ISSUE Is there an alternative to those painful visits to the dentist? Yes, says HEMA VIJAY, describing the advantages of sleep dentistry, especially for those who are afraid or have multiple health problems
“Had he sought dental intervention earlier, we could have saved more teeth,” says Dr. Elavazhagan, facio-maxillary anaesthesiologist. He has just overseen the sedation of 50-year-old R. Subramanian for the elaborate dental ‘flap surgery’ done on him. Subramanian had slept through the procedure without experiencing any pain, but curiously, all through the surgery, he was conscious enough to open and close his mouth as instructed by his dentist, and give coherent answers to his anaesthesiologist’s probing questions.
Apparently, it doesn’t have to be general anaesthesia where the patient is unconscious in order for him to undergo a dental procedure painlessly. There is a middle path — sleep dentistry. In fact, once the individual who has undergone sleep or sedative dentistry wakes up, he will have no memory of the procedure. “A short while later, he is in total control of himself and can even drive himself home, if he wishes. “That is the beauty of sleep dentistry,” says Dr. Elavazhagan.
Who is it for?
Fear of the dentist’s drill had held Subramanian back from seeking treatment for years. Hearing about sleep dentistry finally gave him the courage to visit the dentist. Sleep dentistry can be a good solution for people like Subramanian who are extremely anxious or dread dental procedures. It is also a solution for elaborate or multiple procedures that need to be done at one go. Subramanian’s upper and lower jaw bones had worn out leaving his teeth mobile, and the only solution was to replace the worn-out portions.

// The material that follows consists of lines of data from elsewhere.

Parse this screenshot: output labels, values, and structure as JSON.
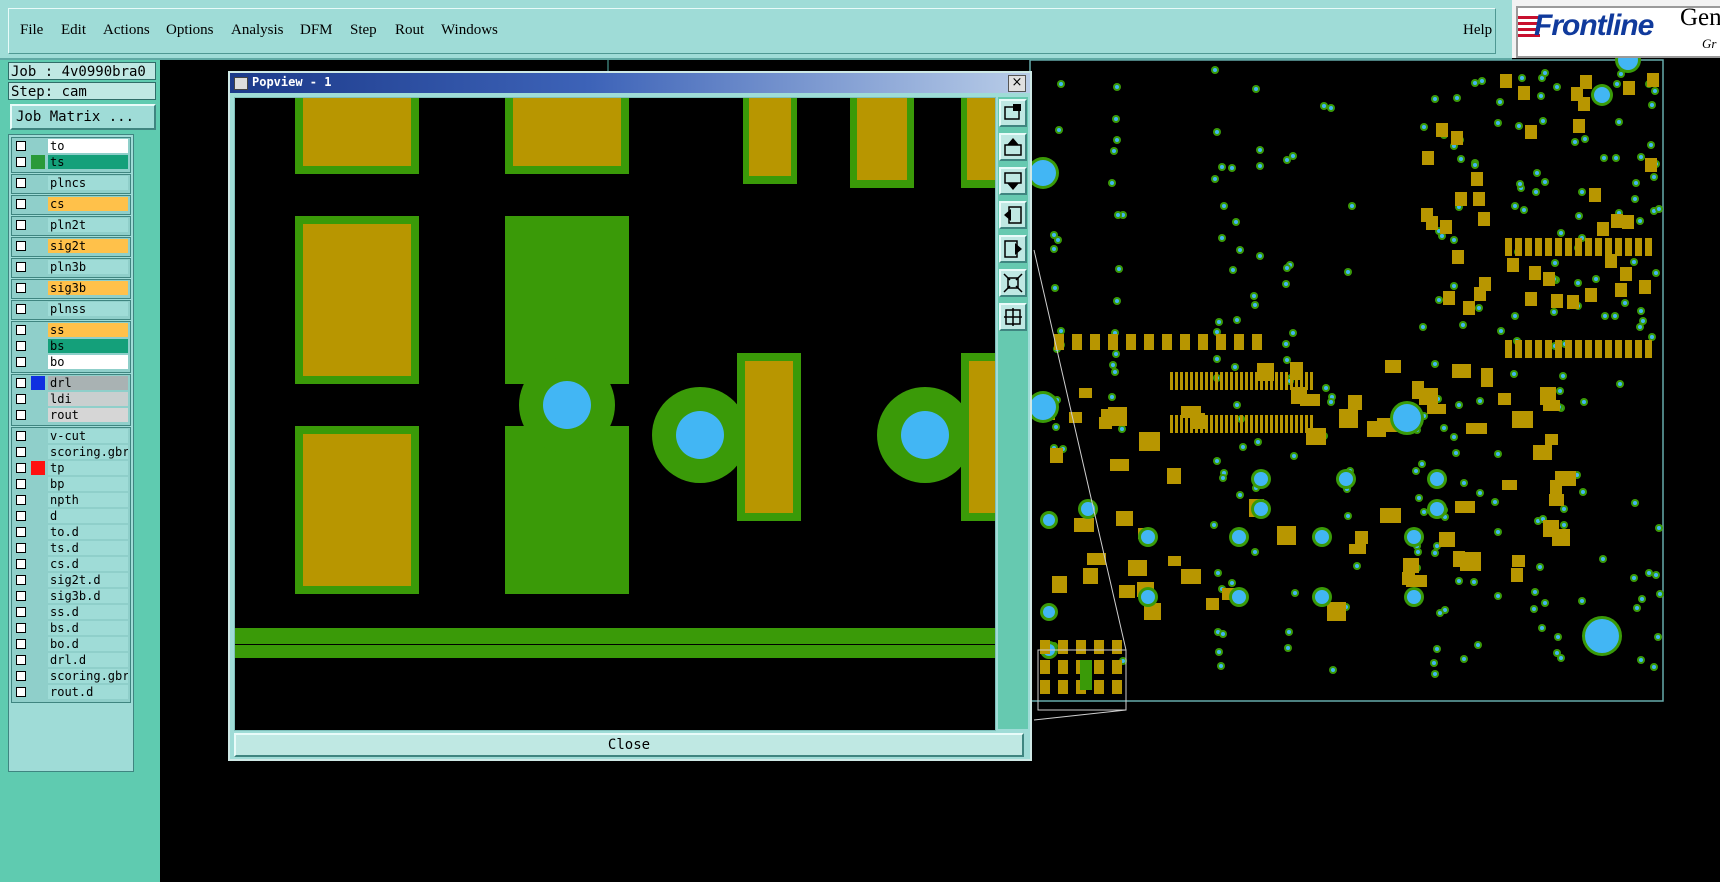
{
  "menu": {
    "items": [
      "File",
      "Edit",
      "Actions",
      "Options",
      "Analysis",
      "DFM",
      "Step",
      "Rout",
      "Windows"
    ],
    "help": "Help"
  },
  "logo": {
    "brand": "Frontline",
    "product": "Gen",
    "sub": "Gr"
  },
  "job": {
    "job_label": "Job : 4v0990bra0",
    "step_label": "Step: cam"
  },
  "job_matrix_label": "Job Matrix ...",
  "layer_groups": [
    [
      {
        "name": "to",
        "color": "#ffffff",
        "swatch": ""
      },
      {
        "name": "ts",
        "color": "#14a07a",
        "swatch": "#2a9a3a"
      }
    ],
    [
      {
        "name": "plncs",
        "color": "#9fdcd7",
        "swatch": ""
      }
    ],
    [
      {
        "name": "cs",
        "color": "#ffc14a",
        "swatch": ""
      }
    ],
    [
      {
        "name": "pln2t",
        "color": "#9fdcd7",
        "swatch": ""
      }
    ],
    [
      {
        "name": "sig2t",
        "color": "#ffc14a",
        "swatch": ""
      }
    ],
    [
      {
        "name": "pln3b",
        "color": "#9fdcd7",
        "swatch": ""
      }
    ],
    [
      {
        "name": "sig3b",
        "color": "#ffc14a",
        "swatch": ""
      }
    ],
    [
      {
        "name": "plnss",
        "color": "#9fdcd7",
        "swatch": ""
      }
    ],
    [
      {
        "name": "ss",
        "color": "#ffc14a",
        "swatch": ""
      },
      {
        "name": "bs",
        "color": "#14a07a",
        "swatch": ""
      },
      {
        "name": "bo",
        "color": "#ffffff",
        "swatch": ""
      }
    ],
    [
      {
        "name": "drl",
        "color": "#a9b2b3",
        "swatch": "#1030e0"
      },
      {
        "name": "ldi",
        "color": "#c9cfcf",
        "swatch": ""
      },
      {
        "name": "rout",
        "color": "#d6d6d6",
        "swatch": ""
      }
    ],
    [
      {
        "name": "v-cut",
        "color": "#9fdcd7",
        "swatch": ""
      },
      {
        "name": "scoring.gbr",
        "color": "#9fdcd7",
        "swatch": ""
      },
      {
        "name": "tp",
        "color": "#9fdcd7",
        "swatch": "#ff1010"
      },
      {
        "name": "bp",
        "color": "#9fdcd7",
        "swatch": ""
      },
      {
        "name": "npth",
        "color": "#9fdcd7",
        "swatch": ""
      },
      {
        "name": "d",
        "color": "#9fdcd7",
        "swatch": ""
      },
      {
        "name": "to.d",
        "color": "#9fdcd7",
        "swatch": ""
      },
      {
        "name": "ts.d",
        "color": "#9fdcd7",
        "swatch": ""
      },
      {
        "name": "cs.d",
        "color": "#9fdcd7",
        "swatch": ""
      },
      {
        "name": "sig2t.d",
        "color": "#9fdcd7",
        "swatch": ""
      },
      {
        "name": "sig3b.d",
        "color": "#9fdcd7",
        "swatch": ""
      },
      {
        "name": "ss.d",
        "color": "#9fdcd7",
        "swatch": ""
      },
      {
        "name": "bs.d",
        "color": "#9fdcd7",
        "swatch": ""
      },
      {
        "name": "bo.d",
        "color": "#9fdcd7",
        "swatch": ""
      },
      {
        "name": "drl.d",
        "color": "#9fdcd7",
        "swatch": ""
      },
      {
        "name": "scoring.gbr",
        "color": "#9fdcd7",
        "swatch": ""
      },
      {
        "name": "rout.d",
        "color": "#9fdcd7",
        "swatch": ""
      }
    ]
  ],
  "popview": {
    "title": "Popview - 1",
    "close_label": "Close",
    "close_x": "×"
  },
  "colors": {
    "pad": "#b89600",
    "copper": "#3a9a08",
    "drill": "#42b6f4",
    "outline": "#4f8f7a",
    "panel": "#5fcbb0"
  },
  "tool_icons": [
    "zoom-fit-icon",
    "pan-up-icon",
    "pan-down-icon",
    "pan-left-icon",
    "pan-right-icon",
    "zoom-in-icon",
    "zoom-out-icon"
  ]
}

If this procedure were to be done under general anaesthesia, it would require hospitalisation, which is both expensive and time-consuming. If done without sedation, the procedure would have required many sessions, as a person who is awake cannot keep his mouth open for the long time it takes for flap surgery to be performed on both the jaws. Sleep dentistry is how Rajagopal had multiple dental procedures done on him at one go — two root canals and the extraction of his wisdom tooth.
So then, can anybody who is short of time or anxious about dental treatment opt for sedative dentistry? Not really. It is case specific, and the decision has to be arrived at by the dentist and the anaesthesiologist after evaluation of the patient. But generally, it can be a boon for people with acute anxiety, cardiac problems, blood pressure, diabetes, bronchial asthma or cerebral palsy. Dr. Elavazhagan explains, “The stress brought on by dread of a procedure can trigger an epileptic attack in those who have epilepsy, and raise blood sugar levels in some diabetic persons. In a cardiac patient, this stress can increase the heart rate and blood pressure which, in turn, can worsen myocardial ischemia. It can precipitate asthma in a patient with a history of the disease. Meanwhile, a person with cerebral palsy will have uncontrolled movements that could make the dental procedure very difficult without sedation.”
In the case of children, inhalational/intravenous sedation is not popular because all children cannot be treated effectively under sedation and because they show varied behavioural response to sedation. Likewise, sleep dentistry cannot be employed on people who are mentally challenged and who may not be very co-operative. General anaesthesia is a better option for them. “If it is indicated, sleep dentistry can be a good solution. As with all technology, however, it should be judiciously employed,” says Dr. M. B. Aswath Narayanan, Professor and Head, Public Health Dentistry, Government Dental College and Hospital, Chennai.
Leave it to the experts
Sometimes, a paradoxical situation could emerge, as some individuals are stimulated by sedation. Since control and evaluation of the sedation levels is tricky, it must be done only by someone who is trained and can expertly monitor pulse, blood pressure, etc., and rescue the person in case there is an emergency that’s a result of sedation. As with general anaesthesia, mistakes can be fatal. Meanwhile, intravenous sedation is the mode considered best for sleep dentistry.
“There is lack of awareness about sleep dentistry. But with proper evaluation and if executed by trained anaesthesiologists, it is perfectly safe,” says orthodontist and dental surgeon Prof. Dr. S. Venkateswaran, who performs sleep dentistry.
The American Dental Association has established very clear guidelines for sedative dentistry:
* During sleep dentistry, the patient is in a sleep like state and doesn’t perceive the procedure, but is conscious enough to respond to instructions.
* It enables time-consuming/multiple dental procedures in a single session.
* It is a good option for people with acute anxiety, cardiac problems, blood pressure, diabetes, bronchial asthma, cerebral palsy, etc.
* Sleep dentistry is an individual-specific option, opted for as per the dentist and the anaesthesiologist’s evaluation of the individual.